Khusrau Parvíz (A.D. 591) married Irene (Shírín), the daughter of Emperor Maurice.


The author proceeds to summarize the tale of Sikandar.


Although Sikandar was disappointed as to apparent life, he is not as to real life. For until the Day of Judgment, they will read his history from this book.

Arrian (A.D. 100) says:—

“Alexander pronounced Achilles happy in having Homer to herald forth his praise. And, in truth, Achilles might in this light be justly pronounced happy by Alexander, as he himself did not experience his general good fortune in this respect. Neither have his deeds been worthily blazoned among men, either in prose or in heroic verse; nor has he been sung in lyric strains like Gelo, Theron, Hiero, and others not to be compared to him. Thus his exploits are far less known than the most trifling ancient deeds. Even the ascent of the ten thousand that aided Cyrus against Artaxerxes; the sufferings of Klearkhus, and of the generals captured with him; and the retreat under Xenophon's command are, through Xenophon's own writings, far more renowned among men than the achievements of Alexander, who stands unrivalled among Greeks and barbarians, both for the multitude and for the magni­tude of his splendid actions. This was the reason that induced me to undertake this history, as I regard myself not unworthy to spread among men the renown of Alexander's deeds.”

The king of speakers (Muhammad) expressed a saying such as this—
Namely:—“Seekers are finders.”


O Nizámí! when thou drinkest wine (of lustrous verse) with (to the memory of) Sikandar,
Preserve respect, so that thou mayst enjoy benefit of thy­self (thy mention of him).

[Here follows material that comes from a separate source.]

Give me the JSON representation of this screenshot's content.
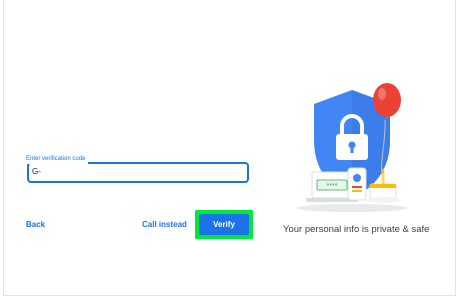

When thou art sitting at the same table with the prophet Khizr on this side of the stream (of verse of the Sikandar-Náma),
Wash (carefully) thy lip with seventy and seven waters.


Niámí here apologizes for couplet 43, in which he has attributed Sikandar's fame to the immortality of his own verse.


Since in this tale thouart fellow-sitter with Khizr (Sikandar's obedient servant), utter the name of each with respect.

O Niámí! thou art of the same rank as Khizr. For even as he had honour with Sikandar, thou also before Nașratu-d-dín (like Sikandar in disposition) art like Khizr. Then wash with caution thy lip in speaking of Nașratu-d-dín.

Khizr. See canto x. couplet 1, and Sale's “Ḳurán,” chap. xviii.

Come, cup-bearer! that water of immortality, pleasant tasting (pleasant speech),
Entrust to the glory-reciter of Sikandar (Nizámí).

So that fortune may give the kiss on his (Nizámí's) head,—
He (Nizámí) gives wine to Sikandar's inheritance-enjoyer (Nasratu-d-dín).


The second line may be:—

Give to the palace of Sikandar.

See canto vii. couplet 68.


At the time of giving the cup, the cup-bearer kneels, kisses the lip of the cup, and then presents it to the king. See canto lxiv. couplet 211.

The inheritance-enjoyer may be Niámí, who extols Sikandar.

In the text “tá” signifies—cause; if it mean condition, the couplet will be:—

That when fortune gives the kiss on his (Niámí's) head,

He (Niámí) may give wine to Sikandar's heir (Nașratu-d-dín.)